Namibia Airports Company to Enter Arbitration with Former Employees
Employees of the Namibia Airports Company (NAC) who were given the opportunity to leave the company during its restructuring and downsizing process did so under the understanding that they would receive pension pay-outs. However, those payouts have been stalled for 15 months due to the company’s alleged inability to pay money into the Government Institutions Pension Fund (GIPF).
After over a year of stalling and threats of legal action, the approximate 30 former employees and the Namibia Airports Company have agreed to enter arbitration and allow an arbitrator to settle the dispute. According to NAC's head of corporate communications, Mia Davids, the company has not intentionally withheld the payments it promised but has rather faced difficult financial struggles in attempting to do so.
In an effort to reach a mutually beneficial settlement to the dispute, NAC requested that GIPF pay the pensions on a form of credit and from a fund that would later be the liability of NAC after the arbitration hearing is completed.
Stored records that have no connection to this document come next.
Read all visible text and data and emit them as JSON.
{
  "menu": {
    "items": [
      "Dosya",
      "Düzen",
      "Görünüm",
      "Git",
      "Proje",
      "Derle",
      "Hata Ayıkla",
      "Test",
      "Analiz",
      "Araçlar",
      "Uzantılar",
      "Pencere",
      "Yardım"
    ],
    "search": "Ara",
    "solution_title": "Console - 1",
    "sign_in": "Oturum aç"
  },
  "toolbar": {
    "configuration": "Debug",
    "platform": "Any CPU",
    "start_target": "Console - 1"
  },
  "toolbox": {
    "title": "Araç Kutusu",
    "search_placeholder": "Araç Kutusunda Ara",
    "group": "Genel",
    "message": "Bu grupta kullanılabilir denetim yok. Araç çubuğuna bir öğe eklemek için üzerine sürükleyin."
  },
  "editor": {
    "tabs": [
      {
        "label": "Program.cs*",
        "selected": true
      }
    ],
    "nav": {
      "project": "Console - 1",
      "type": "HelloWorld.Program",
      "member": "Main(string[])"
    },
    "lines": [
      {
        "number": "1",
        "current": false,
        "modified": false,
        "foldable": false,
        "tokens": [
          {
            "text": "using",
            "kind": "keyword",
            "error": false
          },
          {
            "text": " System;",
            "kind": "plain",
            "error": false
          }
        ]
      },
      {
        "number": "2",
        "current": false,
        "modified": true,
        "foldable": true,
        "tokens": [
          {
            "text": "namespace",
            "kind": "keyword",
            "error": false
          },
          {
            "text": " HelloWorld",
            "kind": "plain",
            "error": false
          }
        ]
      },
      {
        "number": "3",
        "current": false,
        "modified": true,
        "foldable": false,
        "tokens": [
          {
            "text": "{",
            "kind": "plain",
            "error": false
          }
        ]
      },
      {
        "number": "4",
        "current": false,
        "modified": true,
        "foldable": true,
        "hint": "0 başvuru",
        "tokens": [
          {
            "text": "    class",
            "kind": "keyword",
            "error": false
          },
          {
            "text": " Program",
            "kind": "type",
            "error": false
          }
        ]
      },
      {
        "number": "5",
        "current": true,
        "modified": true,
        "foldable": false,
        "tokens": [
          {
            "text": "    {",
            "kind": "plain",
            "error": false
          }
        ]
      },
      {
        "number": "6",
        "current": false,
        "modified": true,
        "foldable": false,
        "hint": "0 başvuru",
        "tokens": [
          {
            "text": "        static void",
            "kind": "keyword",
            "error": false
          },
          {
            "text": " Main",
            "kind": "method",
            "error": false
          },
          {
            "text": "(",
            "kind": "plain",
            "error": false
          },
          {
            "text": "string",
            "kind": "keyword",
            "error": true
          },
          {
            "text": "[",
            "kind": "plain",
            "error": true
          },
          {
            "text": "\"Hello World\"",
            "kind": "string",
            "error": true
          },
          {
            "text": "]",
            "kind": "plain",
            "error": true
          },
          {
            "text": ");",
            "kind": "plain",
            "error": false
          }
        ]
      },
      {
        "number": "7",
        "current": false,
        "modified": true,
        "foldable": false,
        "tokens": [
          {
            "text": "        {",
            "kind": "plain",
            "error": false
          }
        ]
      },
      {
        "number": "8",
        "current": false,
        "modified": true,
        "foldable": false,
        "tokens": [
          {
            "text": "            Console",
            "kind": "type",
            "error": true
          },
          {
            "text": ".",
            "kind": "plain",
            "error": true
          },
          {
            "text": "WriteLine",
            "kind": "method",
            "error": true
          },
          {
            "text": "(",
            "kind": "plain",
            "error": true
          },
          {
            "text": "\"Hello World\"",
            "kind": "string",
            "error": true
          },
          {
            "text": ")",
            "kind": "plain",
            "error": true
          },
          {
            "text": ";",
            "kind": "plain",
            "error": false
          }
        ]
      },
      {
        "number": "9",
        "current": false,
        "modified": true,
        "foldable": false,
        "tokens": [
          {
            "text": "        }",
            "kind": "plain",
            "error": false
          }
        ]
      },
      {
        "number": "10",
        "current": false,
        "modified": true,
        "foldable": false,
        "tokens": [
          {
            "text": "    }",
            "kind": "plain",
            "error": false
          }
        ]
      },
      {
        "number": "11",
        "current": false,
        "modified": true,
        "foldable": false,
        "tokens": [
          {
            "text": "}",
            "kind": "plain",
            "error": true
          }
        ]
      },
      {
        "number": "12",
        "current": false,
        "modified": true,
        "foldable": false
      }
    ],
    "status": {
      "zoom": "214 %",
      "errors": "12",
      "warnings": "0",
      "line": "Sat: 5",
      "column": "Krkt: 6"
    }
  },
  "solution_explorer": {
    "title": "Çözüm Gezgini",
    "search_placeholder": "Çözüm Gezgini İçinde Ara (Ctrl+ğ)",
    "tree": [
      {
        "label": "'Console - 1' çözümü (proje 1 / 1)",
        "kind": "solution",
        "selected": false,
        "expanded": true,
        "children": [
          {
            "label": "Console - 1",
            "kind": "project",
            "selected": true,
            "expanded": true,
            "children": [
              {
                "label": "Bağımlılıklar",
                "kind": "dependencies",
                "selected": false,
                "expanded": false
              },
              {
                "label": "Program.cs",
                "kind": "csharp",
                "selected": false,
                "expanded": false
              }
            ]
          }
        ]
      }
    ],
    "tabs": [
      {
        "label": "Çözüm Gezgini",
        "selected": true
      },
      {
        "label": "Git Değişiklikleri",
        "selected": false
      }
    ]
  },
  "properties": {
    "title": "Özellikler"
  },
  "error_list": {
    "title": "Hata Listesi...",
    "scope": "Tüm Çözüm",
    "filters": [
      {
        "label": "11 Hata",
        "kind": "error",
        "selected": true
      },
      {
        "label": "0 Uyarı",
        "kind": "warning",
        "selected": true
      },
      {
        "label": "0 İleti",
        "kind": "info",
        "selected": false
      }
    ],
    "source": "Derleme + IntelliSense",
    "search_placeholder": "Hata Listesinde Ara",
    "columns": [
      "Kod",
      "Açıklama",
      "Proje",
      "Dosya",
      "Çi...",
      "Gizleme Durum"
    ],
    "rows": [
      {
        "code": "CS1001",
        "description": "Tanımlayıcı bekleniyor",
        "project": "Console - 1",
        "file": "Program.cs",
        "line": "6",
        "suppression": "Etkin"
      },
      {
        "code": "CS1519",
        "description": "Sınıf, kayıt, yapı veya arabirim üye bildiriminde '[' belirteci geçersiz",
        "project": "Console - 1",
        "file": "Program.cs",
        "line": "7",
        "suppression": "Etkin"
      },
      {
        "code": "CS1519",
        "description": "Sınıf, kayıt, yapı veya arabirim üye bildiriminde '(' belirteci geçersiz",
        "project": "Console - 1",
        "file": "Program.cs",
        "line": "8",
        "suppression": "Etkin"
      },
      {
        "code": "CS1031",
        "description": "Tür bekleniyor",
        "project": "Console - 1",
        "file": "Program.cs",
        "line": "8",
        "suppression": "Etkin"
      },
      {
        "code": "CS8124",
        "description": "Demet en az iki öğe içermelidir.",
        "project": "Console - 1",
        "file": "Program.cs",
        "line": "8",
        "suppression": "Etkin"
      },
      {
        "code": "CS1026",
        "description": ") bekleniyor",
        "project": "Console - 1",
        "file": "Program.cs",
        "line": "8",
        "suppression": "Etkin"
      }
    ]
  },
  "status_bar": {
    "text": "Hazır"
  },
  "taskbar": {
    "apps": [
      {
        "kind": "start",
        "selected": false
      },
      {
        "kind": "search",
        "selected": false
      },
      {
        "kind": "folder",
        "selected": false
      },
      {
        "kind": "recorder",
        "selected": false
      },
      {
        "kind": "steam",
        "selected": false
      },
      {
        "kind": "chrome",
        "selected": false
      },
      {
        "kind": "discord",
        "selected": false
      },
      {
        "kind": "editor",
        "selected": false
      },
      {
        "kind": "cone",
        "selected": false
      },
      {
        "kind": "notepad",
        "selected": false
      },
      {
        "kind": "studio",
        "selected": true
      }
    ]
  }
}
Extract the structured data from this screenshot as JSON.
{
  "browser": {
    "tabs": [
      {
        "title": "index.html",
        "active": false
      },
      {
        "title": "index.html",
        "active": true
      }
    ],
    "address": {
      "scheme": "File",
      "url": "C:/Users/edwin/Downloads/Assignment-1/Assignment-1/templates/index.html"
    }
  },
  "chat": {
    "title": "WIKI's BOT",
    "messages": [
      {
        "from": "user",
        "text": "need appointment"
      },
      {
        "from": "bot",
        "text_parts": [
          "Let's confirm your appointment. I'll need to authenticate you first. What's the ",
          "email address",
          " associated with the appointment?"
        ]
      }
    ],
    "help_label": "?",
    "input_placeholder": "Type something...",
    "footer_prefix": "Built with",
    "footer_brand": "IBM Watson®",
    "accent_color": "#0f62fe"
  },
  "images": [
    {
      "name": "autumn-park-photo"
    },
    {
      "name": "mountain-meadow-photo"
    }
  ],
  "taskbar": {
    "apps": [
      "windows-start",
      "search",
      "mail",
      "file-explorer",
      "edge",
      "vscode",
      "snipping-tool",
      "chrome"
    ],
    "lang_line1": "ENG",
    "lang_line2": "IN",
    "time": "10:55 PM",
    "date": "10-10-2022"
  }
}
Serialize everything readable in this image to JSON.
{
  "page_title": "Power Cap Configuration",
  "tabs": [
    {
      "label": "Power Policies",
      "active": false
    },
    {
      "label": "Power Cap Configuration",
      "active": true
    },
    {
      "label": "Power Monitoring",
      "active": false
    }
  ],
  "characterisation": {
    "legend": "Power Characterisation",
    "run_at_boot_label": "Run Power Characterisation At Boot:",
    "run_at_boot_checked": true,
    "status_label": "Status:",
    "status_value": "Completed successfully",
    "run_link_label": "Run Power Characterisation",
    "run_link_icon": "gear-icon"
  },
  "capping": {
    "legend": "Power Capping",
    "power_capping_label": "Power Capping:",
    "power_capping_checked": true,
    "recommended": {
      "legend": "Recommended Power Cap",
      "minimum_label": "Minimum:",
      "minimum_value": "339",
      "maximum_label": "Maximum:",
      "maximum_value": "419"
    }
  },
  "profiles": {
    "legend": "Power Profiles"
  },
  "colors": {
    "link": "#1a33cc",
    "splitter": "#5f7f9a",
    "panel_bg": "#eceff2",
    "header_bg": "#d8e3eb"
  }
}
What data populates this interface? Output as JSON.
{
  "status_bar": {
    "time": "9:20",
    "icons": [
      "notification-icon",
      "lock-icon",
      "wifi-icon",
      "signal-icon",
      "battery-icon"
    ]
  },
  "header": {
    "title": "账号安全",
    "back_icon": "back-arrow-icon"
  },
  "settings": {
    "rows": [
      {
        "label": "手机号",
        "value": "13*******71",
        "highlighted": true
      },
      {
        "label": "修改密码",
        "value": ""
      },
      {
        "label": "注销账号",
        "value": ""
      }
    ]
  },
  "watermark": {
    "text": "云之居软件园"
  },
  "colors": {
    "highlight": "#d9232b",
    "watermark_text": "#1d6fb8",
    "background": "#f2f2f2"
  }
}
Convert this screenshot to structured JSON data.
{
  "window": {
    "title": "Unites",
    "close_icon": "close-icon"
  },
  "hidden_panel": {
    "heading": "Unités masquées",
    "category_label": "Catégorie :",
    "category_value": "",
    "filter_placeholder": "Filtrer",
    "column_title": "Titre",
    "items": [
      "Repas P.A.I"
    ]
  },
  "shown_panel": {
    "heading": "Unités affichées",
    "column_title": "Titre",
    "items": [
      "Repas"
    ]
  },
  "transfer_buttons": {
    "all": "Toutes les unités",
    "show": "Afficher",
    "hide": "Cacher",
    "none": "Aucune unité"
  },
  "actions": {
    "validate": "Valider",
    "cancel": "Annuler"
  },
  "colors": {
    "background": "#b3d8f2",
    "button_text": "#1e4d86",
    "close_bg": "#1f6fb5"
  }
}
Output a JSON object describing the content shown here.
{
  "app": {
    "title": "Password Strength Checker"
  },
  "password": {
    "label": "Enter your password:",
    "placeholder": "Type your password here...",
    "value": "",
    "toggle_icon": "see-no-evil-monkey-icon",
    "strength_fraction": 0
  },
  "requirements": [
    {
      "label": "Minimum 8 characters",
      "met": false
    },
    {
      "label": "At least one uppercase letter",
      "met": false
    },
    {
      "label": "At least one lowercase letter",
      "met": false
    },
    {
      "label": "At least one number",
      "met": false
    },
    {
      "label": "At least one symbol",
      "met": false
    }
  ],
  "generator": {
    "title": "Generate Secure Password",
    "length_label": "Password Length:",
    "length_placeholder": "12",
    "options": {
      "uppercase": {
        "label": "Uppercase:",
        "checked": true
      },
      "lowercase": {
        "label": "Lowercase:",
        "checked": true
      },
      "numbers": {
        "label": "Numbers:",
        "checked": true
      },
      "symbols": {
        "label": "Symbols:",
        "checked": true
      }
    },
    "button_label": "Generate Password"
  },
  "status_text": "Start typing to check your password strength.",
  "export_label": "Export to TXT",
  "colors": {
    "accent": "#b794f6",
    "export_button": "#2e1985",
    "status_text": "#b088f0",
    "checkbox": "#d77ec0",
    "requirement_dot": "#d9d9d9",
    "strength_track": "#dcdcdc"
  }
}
According to a statement from NAC, “Contrary to claims cited by the group of ex-employees, we wish to make it clear that at no point did the NAC oppose pension payouts to ex-employees as we sincerely sympathize with them for the delay in this regard, which is due to a difference in the interpretation of GIPF
rules by both GIPF and NAC in terms of which GIPF rule the payment to ex-employees should be made.”
Eben de Klerk has been appointed as the arbitrator for the case as NAC continues to reiterate that its restructuring, while successful, is ongoing in the hope of reducing its costs through ending internal remuneration inequality and re-aligning operations to achieve greater efficiency.